Stephen King


stephen-king-insomnia-coverSince his wife died, Ralph Roberts has been having trouble sleeping. Each night he awakens a little earlier until he’s barely sleeping at all. During his late night vigils and walks, he observes some strange things going on in Derry, Maine. He sees colored ribbons streaming from people’s heads. He witnesses two strange little men wandering the city under cover of night. He begins to suspect that these visions are something more than hallucinations brought about by sleep deprivation. Ralph and his friend, widow Lois Chasse, become enmeshed in events of cosmic significance.

I’m not too sure what to make of this book, it has an interesting plot and some good, likeable characters, but it feels stretched, and takes a long time to get to the central story. I don’t usually mind the length of King novels, they’re well written and have complex plots, which I like, but on this occasion I think the story could have been condensed into two thirds the length, or perhaps even half.

A lot of the scenes, while decently written, and either fun or interesting, don’t seem to advance the story all that much, leaving you, or at least me, wanting to skip ahead until I find the plot again.

Not only that but it’s a little moralistic for my tastes; it seems more interested in suggesting that pro-life campaigners are akin to terrorists. I don’t doubt that there are pro-life campaigners who are prepared to act like Al Qaeda or ISIS or any of a number of other terrorist groups, but that isn’t the case for all.

I’m sure there are plenty of people out there who love this book as much as they do any other King novel, unfortunately I’m not one of them.

The Redemption Of Althalus

The Redemption Of Althalus

David and Leigh Eddings


Althalus has been a thief his whole life, so when he’s offered a lucrative job after a run of bad luck, he’s quick to accept.
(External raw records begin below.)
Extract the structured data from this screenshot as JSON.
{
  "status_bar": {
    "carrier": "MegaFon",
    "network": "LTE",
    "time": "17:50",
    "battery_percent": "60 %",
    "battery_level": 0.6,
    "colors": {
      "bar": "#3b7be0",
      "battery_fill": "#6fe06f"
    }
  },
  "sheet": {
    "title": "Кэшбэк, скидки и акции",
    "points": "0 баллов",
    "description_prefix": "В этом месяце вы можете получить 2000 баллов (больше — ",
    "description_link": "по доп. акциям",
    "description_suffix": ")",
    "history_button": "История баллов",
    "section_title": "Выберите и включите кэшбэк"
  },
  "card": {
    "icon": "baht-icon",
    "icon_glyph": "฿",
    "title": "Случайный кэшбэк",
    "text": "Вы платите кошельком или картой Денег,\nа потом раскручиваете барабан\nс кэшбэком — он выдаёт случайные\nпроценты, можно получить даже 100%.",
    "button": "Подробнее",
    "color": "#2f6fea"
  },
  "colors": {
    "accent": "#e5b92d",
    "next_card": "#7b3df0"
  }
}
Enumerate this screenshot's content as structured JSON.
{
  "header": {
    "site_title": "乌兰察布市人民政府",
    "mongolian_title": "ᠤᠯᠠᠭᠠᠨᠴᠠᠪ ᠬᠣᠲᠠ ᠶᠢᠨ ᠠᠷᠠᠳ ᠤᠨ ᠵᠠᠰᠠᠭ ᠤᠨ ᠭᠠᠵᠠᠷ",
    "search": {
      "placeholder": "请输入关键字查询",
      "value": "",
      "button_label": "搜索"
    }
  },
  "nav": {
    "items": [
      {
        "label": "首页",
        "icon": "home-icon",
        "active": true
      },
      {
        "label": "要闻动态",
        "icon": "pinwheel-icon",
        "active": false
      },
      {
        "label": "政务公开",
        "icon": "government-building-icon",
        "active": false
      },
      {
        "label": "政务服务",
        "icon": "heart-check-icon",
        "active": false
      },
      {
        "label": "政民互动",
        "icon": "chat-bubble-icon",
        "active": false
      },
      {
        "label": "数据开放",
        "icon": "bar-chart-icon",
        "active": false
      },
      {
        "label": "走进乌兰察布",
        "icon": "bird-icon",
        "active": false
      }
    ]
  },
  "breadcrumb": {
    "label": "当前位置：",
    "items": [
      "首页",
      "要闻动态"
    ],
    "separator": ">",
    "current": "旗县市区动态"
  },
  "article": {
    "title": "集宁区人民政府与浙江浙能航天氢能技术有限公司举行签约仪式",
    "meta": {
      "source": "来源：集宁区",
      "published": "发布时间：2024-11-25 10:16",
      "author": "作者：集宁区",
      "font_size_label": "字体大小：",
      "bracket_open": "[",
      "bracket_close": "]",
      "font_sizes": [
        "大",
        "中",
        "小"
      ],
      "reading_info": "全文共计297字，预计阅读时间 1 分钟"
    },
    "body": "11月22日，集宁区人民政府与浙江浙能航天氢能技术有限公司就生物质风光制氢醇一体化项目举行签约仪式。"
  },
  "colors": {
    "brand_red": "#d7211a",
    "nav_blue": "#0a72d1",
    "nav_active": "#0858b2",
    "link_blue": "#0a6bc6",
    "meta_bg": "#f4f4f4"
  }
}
It would have been better if he had found out more about the job before he took, because what he finds when he gets to the house he is to rob he finds more than the book he has been paid to steal, he finds a mission to save the world from evil.

davideddings_theredemptionofalthalusAs a big fan of David Eddings and his previous series, The Belgariad and Sparhawk books, I went out and bought this book the moment I saw it was out. I won’t say that I wish I hadn’t because it is a decent book, it’s just not as good as his others. In the series he wrote before he created many good characters that I enjoy revisiting, characters I’d love to know more about – in a couple of instances Eddings had written books that allow characters to do just that, but I can’t say the same for this book. The characters are decent in The Redemption Of Althalus but lack the depth of those he created previously, both the good and the bad.

There’s some cleverness to the plot, which jumps around a little as time is played with, as is space and distance to beat the bad guys, but ultimately it all seems too easy. I would have liked it to be a little tougher for the good guys to win. There wasn’t even any real sense of danger for Althalus and his companions, as he manages to be in complete control even it looks like things are going against them.

If you like your fantasy light then you may well enjoy this book, but if you’re after something harder (as I’ve been accustomed to) I suggest you look elsewhere.

Harry Potter and the Philosopher’s Stone

As I said in my welcome post, this site is for reviews of things I’ve read, seen, heard, played or done, which gives me a lot of scope to find things to write about. I hope you will all like my reviews, or at least find them interesting.

If you disagree with them, please do let me know, I like to hear opposing thoughts on things.

My first review is for Harry Potter and the Philosopher’s Stone (the book not the film) I realise this is something that has been reviewed a lot but I feel it’s a decent place to start – don’t worry, I will be reviewing some less well-known things as we go along. And now to the review.

Harry Potter and the Philosopher’s Stone 

By J K Rowling


After years of being either ignored or bullied by the relatives who took him in when his parents died, Harry Potter discovers on his eleventh birthday that he is a wizard and can do magic. Not only that but he has been accepted to Hogwarts School of Witchcraft and Wizardry.


When he arrives at school he finds friends, and enemies – both old and new, and

encounters adventures that excite him as much as they frighten him. At the end of the year he comes face to face with the dark wizard who changed his life. Can an eleven year old boy really hope to defeat the most dangerous dark wizard for a century.

This is a great book, filled with wonderful characters who are richly described and a pleasure to read about. One of the best things about this book is the way the characters develop, learning magic and the ways of the magical world as they, without immediately becoming super powerful and capable of doing anything; the characters, certainly the main trio of Harry, Ron and Hermione, complement each other well with each bringing something to the group.

Along the way to the final confrontation there are laughs as well as some more serious scenes, all of which, though the book is intended for a younger audience, fit to be enjoyed by adults.

I’ve read Harry Potter and the Philosopher’s Stone more times than I can remember and continue to enjoy it, which I consider as important, if not more so, as how well the book’s written. In this case the book is both well written and enjoyable, and is likely to remain a favourite of mine for years to come.